Great Music Chapter 19
This week we return to the more conventional field of music, Classical. This week’s composer is the Norwegian, Edvard Grieg. Born in Bergen, Norway in 1843 he learned the piano from his mother who was a piano teacher. He began his piano studies at age 6 and quickly became proficient. A violinist friend of the family persuaded them to send Edvard to the famous Leipzig Conservatory in Germany at age 15. It was a difficult period in Edvard’s life as he had difficulties with the language and fitting in with all the older students at the Conservatory as well as contracting tuberculosis which destroyed his left lung and caused significant health problems for the rest of Grieg’s life.
Grieg’s time at the Leipzig Conservatory was important to his development as a musician spending time with such famous composers such as Franz Liszt. By 1861, at age of 18, Grieg finished his Leipzig studies and started performing concerts and writing music. However, his health never allowed him to perform extensively in Europe as would be normal for a musician of his caliber. He finally died of lung and heart failure in 1907 at age 64.
This limited touring schedule allowed Edvard to spend more time on composing and he produced numerous large scale musical pieces like concertos. His most famous musical work was the Peer Gynt Suite which is music tied to Ibsen’s play by the same name. Grieg’s most famous musical piece, In the Hall of the Mountain King, was part of the Peer Gynt Suite. The music attempts to replicate the play’s Peer Gynt being chased by Norwegian Trolls (the funny looking little men shown below)

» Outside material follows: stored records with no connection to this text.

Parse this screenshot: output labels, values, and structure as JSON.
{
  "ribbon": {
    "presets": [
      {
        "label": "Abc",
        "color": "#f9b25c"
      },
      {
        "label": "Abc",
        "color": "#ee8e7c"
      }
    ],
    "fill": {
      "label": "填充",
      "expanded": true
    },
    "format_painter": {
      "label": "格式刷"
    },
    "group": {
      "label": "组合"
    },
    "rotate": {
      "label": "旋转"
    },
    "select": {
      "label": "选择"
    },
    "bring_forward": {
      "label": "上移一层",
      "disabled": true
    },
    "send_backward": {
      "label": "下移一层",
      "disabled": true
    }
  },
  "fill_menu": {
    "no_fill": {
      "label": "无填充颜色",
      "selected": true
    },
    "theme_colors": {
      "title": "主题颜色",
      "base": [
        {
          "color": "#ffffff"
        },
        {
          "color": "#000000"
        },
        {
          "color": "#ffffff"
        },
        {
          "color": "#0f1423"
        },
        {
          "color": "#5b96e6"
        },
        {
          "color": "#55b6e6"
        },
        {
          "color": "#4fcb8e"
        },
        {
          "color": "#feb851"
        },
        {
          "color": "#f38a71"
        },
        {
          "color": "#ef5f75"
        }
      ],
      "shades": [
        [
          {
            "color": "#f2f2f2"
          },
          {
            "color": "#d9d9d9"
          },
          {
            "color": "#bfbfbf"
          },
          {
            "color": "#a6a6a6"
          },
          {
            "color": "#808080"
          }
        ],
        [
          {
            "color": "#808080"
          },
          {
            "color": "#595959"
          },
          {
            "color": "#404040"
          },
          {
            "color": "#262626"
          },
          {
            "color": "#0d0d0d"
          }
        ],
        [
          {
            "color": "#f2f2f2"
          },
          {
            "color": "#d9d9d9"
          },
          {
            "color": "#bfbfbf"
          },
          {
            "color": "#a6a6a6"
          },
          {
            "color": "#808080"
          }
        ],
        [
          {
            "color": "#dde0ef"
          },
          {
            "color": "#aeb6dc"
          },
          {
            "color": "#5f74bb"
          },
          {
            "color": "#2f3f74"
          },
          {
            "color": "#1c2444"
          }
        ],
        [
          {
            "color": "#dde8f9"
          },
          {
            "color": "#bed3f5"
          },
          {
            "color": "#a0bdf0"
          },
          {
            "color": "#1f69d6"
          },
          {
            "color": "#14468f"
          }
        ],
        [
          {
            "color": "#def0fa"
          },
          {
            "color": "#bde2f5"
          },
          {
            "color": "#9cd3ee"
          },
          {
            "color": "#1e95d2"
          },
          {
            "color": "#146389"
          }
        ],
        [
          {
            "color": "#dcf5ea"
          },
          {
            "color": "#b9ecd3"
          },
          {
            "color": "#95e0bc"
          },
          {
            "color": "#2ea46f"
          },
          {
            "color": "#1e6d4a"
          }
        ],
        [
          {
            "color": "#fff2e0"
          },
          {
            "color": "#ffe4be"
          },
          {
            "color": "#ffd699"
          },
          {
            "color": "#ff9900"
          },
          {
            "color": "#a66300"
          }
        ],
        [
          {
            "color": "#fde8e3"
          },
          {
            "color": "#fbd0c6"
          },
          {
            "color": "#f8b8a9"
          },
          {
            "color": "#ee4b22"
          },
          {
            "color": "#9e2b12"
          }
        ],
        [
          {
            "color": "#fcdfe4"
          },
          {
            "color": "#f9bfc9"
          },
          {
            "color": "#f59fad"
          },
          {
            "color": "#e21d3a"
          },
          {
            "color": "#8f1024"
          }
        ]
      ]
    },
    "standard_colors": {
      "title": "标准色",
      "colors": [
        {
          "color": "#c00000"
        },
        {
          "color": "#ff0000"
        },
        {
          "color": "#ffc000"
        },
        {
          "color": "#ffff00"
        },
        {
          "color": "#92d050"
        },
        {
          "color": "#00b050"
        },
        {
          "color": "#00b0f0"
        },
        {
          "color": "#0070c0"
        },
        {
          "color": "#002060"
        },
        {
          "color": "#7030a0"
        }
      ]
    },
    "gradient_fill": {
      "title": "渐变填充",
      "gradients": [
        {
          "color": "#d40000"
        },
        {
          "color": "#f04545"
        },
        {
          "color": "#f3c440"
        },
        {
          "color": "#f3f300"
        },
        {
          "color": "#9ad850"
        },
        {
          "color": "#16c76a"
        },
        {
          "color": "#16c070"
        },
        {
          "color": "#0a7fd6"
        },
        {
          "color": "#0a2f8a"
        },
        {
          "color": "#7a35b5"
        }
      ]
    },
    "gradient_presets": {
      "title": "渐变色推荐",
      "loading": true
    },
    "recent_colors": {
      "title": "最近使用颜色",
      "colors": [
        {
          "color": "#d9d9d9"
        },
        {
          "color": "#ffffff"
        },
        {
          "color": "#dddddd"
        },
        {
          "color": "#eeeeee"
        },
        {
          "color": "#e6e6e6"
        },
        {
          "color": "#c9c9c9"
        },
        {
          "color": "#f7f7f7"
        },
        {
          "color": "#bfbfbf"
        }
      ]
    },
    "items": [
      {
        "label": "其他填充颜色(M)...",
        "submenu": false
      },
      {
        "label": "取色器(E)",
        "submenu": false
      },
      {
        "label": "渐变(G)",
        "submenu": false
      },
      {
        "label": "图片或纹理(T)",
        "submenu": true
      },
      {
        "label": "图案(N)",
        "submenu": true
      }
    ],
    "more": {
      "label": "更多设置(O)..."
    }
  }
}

The music flows like the play in that it starts slowly and gets faster and faster as the chase continues as Peer Gynt flees to the mountain. In fact the music gets so fast that it borders on the absurd as you will see in the YouTube video, next:
To give all of you a more complete picture of Grieg’s music I have chosen a piece that just about all of our piano students play and fall in love with:
Grieg – Notturno
A little story is called for regarding the music to Notturno, my absolute favorite Grieg piece. About 15 years ago in a visit to Grieg’s house on the outskirts of Bergen, Norway I was touring the house which had been turned into a Grieg museum when I spied his piano. On the piano was a bunch of signs in maybe 20 different languages, including English that said “ DO NOT TOUCH”. Of course, I had no choice but to sit down and start to play Norturno and did not get 3 measures into the piece when the museum docents came screaming to stop. I had no choice but to stop since their screams were louder than the music. I accepted my punishment gracefully, being kicked out of the house, but of course I did not try to play the piano until I had already seen everything I wanted in Grieg’s house. This was not the first time I had to endure punishment since the same thing has happened playing Chopin’s piano in Warsaw, Mozart’s piano in Vienna and Bach’s organ in Germany. But, you only go around once in Life so….